My role & responsibilities – UX Research, UX Design, UI Design
Timeline – Ten weeks.
Context – When it comes to running a household, I have found there are generally three types of moms:
– Those that run all of the errands.
– Those that split the errands with their spouse.
– Those that have their spouse run all the errands.
I decided to focus on creating a solution for moms who run all of the errands for their household, have at least one child, and are between 24 – 37 years old.
How can I better organize all the errands that I have to run?
There are countless to-do apps in existence, but none seem to answer the questions, “Where should I start?” and “Where do I go next?” I decided that my solution would address these problems.
I decided to follow IDEO’s Human-Centered Design process for this project. The three main phases are inspiration, ideation, and implementation. Since this project had to be completed in ten weeks, I spent about three weeks per phase.
The Inspiration Phase is about trying to understand your users. I prepared a discussion guide and interviewed three young moms between the ages of 24 – 37 about what activities they are involved in, what activities their children are involved in, and what technology they use in the home. I also did a benchmark analysis of the top five family-related to-do apps on the market.
In order to remain focused on designing for moms and not myself, I created a provisional persona. Samantha was based on online research and moms that I know within my circle of friends and family.
The Ideation Phase is about making sense of what you heard, generating ideas, identifying opportunities for design, and testing and refining solutions. I wrote the insights from the interviews onto sticky notes (one insight per sticky) and then created an affinity map.
Some key findings:
– Moms spend more time outside of the home than they do inside. One mom that I interviewed said her kids have activities 4 out of 7 days of the week.
– All have iPhones and use notifications to remind them of upcoming appointments, activities, etc.
– When it comes to running errands, moms try to consolidate as much as possible. For example, moms will choose a particular basketball team for their son to play on based on if there is a library at the school where they can take their other kids.

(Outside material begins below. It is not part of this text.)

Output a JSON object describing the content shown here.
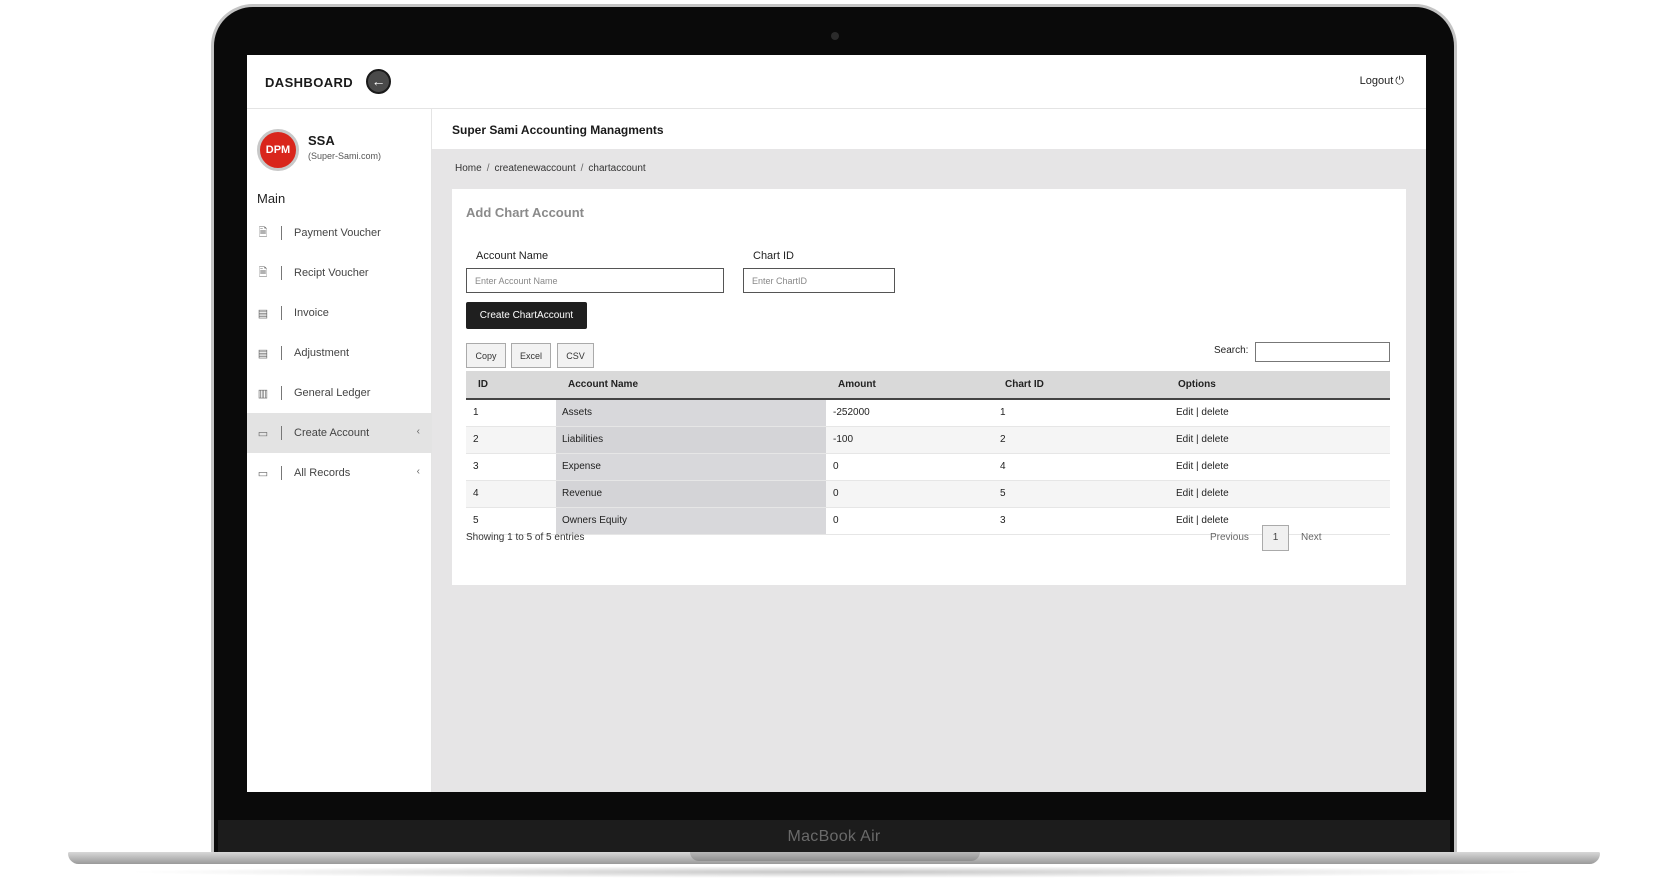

Based on my research, I began to sketch out some wireframes as to how I envisioned ERRANDS 2.0. After several iterations, I began to realize how I wanted the app to look like and created a hi-fidelity, interactive prototype. This prototype was then used in three usability tests.
The Implementation Phase is about bringing your solution to life. This phase also consists of constant iteration. After the usability tests, I incorporated the feedback into the next version of the prototype. For example, Rachel couldn’t find a way to delete itineraries and wanted to associate tasks with certain times. The flow shown above is what I modified to make both of those tasks possible.
Designing a product or service is an iterative process. After receiving feedback, I decided to prioritize several features and create the above product roadmap.
Now = 6 months
Next = 12 months
Later = 18 months
If you are interested in hearing more about the lessons learned from this project, check out my blog post “What Moms Taught Me About UX”.
I have helped multinational organizations, agencies, and startups create products that resonate with their users. Let me help you do the same.